Requirement
What should come back is the data below, word for word, minus any picture.

Segment Open

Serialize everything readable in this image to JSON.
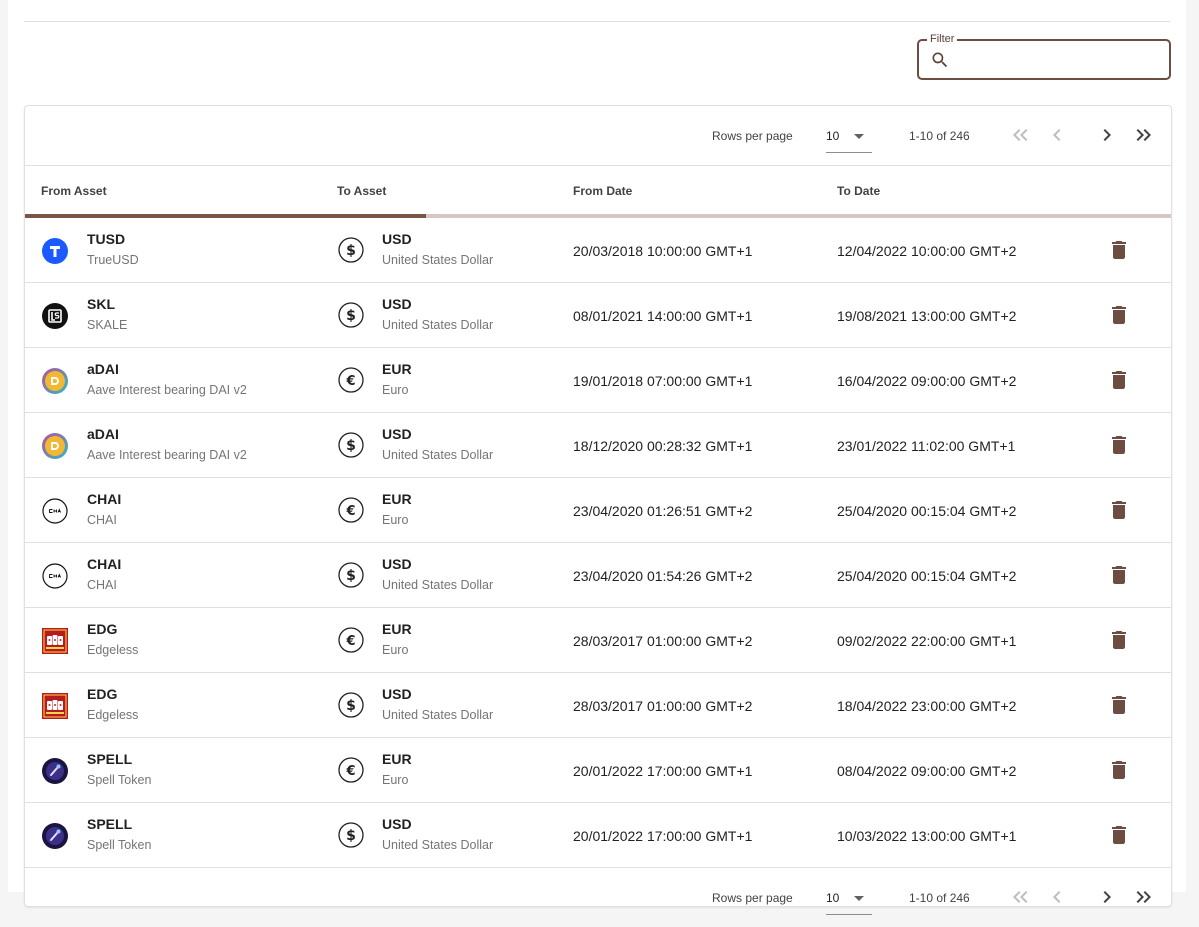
{
  "filter": {
    "label": "Filter",
    "value": "",
    "icon": "search-icon"
  },
  "paginator": {
    "rows_per_page_label": "Rows per page",
    "rows_per_page": "10",
    "range": "1-10 of 246",
    "loading_progress_percent": 35
  },
  "table": {
    "columns": [
      "From Asset",
      "To Asset",
      "From Date",
      "To Date"
    ],
    "rows": [
      {
        "from_symbol": "TUSD",
        "from_name": "TrueUSD",
        "from_icon": "tusd",
        "to_symbol": "USD",
        "to_name": "United States Dollar",
        "to_icon": "dollar-icon",
        "from_date": "20/03/2018 10:00:00 GMT+1",
        "to_date": "12/04/2022 10:00:00 GMT+2"
      },
      {
        "from_symbol": "SKL",
        "from_name": "SKALE",
        "from_icon": "skl",
        "to_symbol": "USD",
        "to_name": "United States Dollar",
        "to_icon": "dollar-icon",
        "from_date": "08/01/2021 14:00:00 GMT+1",
        "to_date": "19/08/2021 13:00:00 GMT+2"
      },
      {
        "from_symbol": "aDAI",
        "from_name": "Aave Interest bearing DAI v2",
        "from_icon": "adai",
        "to_symbol": "EUR",
        "to_name": "Euro",
        "to_icon": "euro-icon",
        "from_date": "19/01/2018 07:00:00 GMT+1",
        "to_date": "16/04/2022 09:00:00 GMT+2"
      },
      {
        "from_symbol": "aDAI",
        "from_name": "Aave Interest bearing DAI v2",
        "from_icon": "adai",
        "to_symbol": "USD",
        "to_name": "United States Dollar",
        "to_icon": "dollar-icon",
        "from_date": "18/12/2020 00:28:32 GMT+1",
        "to_date": "23/01/2022 11:02:00 GMT+1"
      },
      {
        "from_symbol": "CHAI",
        "from_name": "CHAI",
        "from_icon": "chai",
        "to_symbol": "EUR",
        "to_name": "Euro",
        "to_icon": "euro-icon",
        "from_date": "23/04/2020 01:26:51 GMT+2",
        "to_date": "25/04/2020 00:15:04 GMT+2"
      },
      {
        "from_symbol": "CHAI",
        "from_name": "CHAI",
        "from_icon": "chai",
        "to_symbol": "USD",
        "to_name": "United States Dollar",
        "to_icon": "dollar-icon",
        "from_date": "23/04/2020 01:54:26 GMT+2",
        "to_date": "25/04/2020 00:15:04 GMT+2"
      },
      {
        "from_symbol": "EDG",
        "from_name": "Edgeless",
        "from_icon": "edg",
        "to_symbol": "EUR",
        "to_name": "Euro",
        "to_icon": "euro-icon",
        "from_date": "28/03/2017 01:00:00 GMT+2",
        "to_date": "09/02/2022 22:00:00 GMT+1"
      },
      {
        "from_symbol": "EDG",
        "from_name": "Edgeless",
        "from_icon": "edg",
        "to_symbol": "USD",
        "to_name": "United States Dollar",
        "to_icon": "dollar-icon",
        "from_date": "28/03/2017 01:00:00 GMT+2",
        "to_date": "18/04/2022 23:00:00 GMT+2"
      },
      {
        "from_symbol": "SPELL",
        "from_name": "Spell Token",
        "from_icon": "spell",
        "to_symbol": "EUR",
        "to_name": "Euro",
        "to_icon": "euro-icon",
        "from_date": "20/01/2022 17:00:00 GMT+1",
        "to_date": "08/04/2022 09:00:00 GMT+2"
      },
      {
        "from_symbol": "SPELL",
        "from_name": "Spell Token",
        "from_icon": "spell",
        "to_symbol": "USD",
        "to_name": "United States Dollar",
        "to_icon": "dollar-icon",
        "from_date": "20/01/2022 17:00:00 GMT+1",
        "to_date": "10/03/2022 13:00:00 GMT+1"
      }
    ],
    "delete_icon": "trash-icon"
  },
  "colors": {
    "accent": "#795548",
    "progress_track": "#d7c6c2",
    "delete": "#6d4c41"
  }
}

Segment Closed

Result for this task
Serialize everything readable in this image to JSON.
{
  "filter": {
    "label": "Filter",
    "value": "",
    "icon": "search-icon"
  },
  "paginator": {
    "rows_per_page_label": "Rows per page",
    "rows_per_page": "10",
    "range": "1-10 of 246",
    "loading_progress_percent": 35
  },
  "table": {
    "columns": [
      "From Asset",
      "To Asset",
      "From Date",
      "To Date"
    ],
    "rows": [
      {
        "from_symbol": "TUSD",
        "from_name": "TrueUSD",
        "from_icon": "tusd",
        "to_symbol": "USD",
        "to_name": "United States Dollar",
        "to_icon": "dollar-icon",
        "from_date": "20/03/2018 10:00:00 GMT+1",
        "to_date": "12/04/2022 10:00:00 GMT+2"
      },
      {
        "from_symbol": "SKL",
        "from_name": "SKALE",
        "from_icon": "skl",
        "to_symbol": "USD",
        "to_name": "United States Dollar",
        "to_icon": "dollar-icon",
        "from_date": "08/01/2021 14:00:00 GMT+1",
        "to_date": "19/08/2021 13:00:00 GMT+2"
      },
      {
        "from_symbol": "aDAI",
        "from_name": "Aave Interest bearing DAI v2",
        "from_icon": "adai",
        "to_symbol": "EUR",
        "to_name": "Euro",
        "to_icon": "euro-icon",
        "from_date": "19/01/2018 07:00:00 GMT+1",
        "to_date": "16/04/2022 09:00:00 GMT+2"
      },
      {
        "from_symbol": "aDAI",
        "from_name": "Aave Interest bearing DAI v2",
        "from_icon": "adai",
        "to_symbol": "USD",
        "to_name": "United States Dollar",
        "to_icon": "dollar-icon",
        "from_date": "18/12/2020 00:28:32 GMT+1",
        "to_date": "23/01/2022 11:02:00 GMT+1"
      },
      {
        "from_symbol": "CHAI",
        "from_name": "CHAI",
        "from_icon": "chai",
        "to_symbol": "EUR",
        "to_name": "Euro",
        "to_icon": "euro-icon",
        "from_date": "23/04/2020 01:26:51 GMT+2",
        "to_date": "25/04/2020 00:15:04 GMT+2"
      },
      {
        "from_symbol": "CHAI",
        "from_name": "CHAI",
        "from_icon": "chai",
        "to_symbol": "USD",
        "to_name": "United States Dollar",
        "to_icon": "dollar-icon",
        "from_date": "23/04/2020 01:54:26 GMT+2",
        "to_date": "25/04/2020 00:15:04 GMT+2"
      },
      {
        "from_symbol": "EDG",
        "from_name": "Edgeless",
        "from_icon": "edg",
        "to_symbol": "EUR",
        "to_name": "Euro",
        "to_icon": "euro-icon",
        "from_date": "28/03/2017 01:00:00 GMT+2",
        "to_date": "09/02/2022 22:00:00 GMT+1"
      },
      {
        "from_symbol": "EDG",
        "from_name": "Edgeless",
        "from_icon": "edg",
        "to_symbol": "USD",
        "to_name": "United States Dollar",
        "to_icon": "dollar-icon",
        "from_date": "28/03/2017 01:00:00 GMT+2",
        "to_date": "18/04/2022 23:00:00 GMT+2"
      },
      {
        "from_symbol": "SPELL",
        "from_name": "Spell Token",
        "from_icon": "spell",
        "to_symbol": "EUR",
        "to_name": "Euro",
        "to_icon": "euro-icon",
        "from_date": "20/01/2022 17:00:00 GMT+1",
        "to_date": "08/04/2022 09:00:00 GMT+2"
      },
      {
        "from_symbol": "SPELL",
        "from_name": "Spell Token",
        "from_icon": "spell",
        "to_symbol": "USD",
        "to_name": "United States Dollar",
        "to_icon": "dollar-icon",
        "from_date": "20/01/2022 17:00:00 GMT+1",
        "to_date": "10/03/2022 13:00:00 GMT+1"
      }
    ],
    "delete_icon": "trash-icon"
  },
  "colors": {
    "accent": "#795548",
    "progress_track": "#d7c6c2",
    "delete": "#6d4c41"
  }
}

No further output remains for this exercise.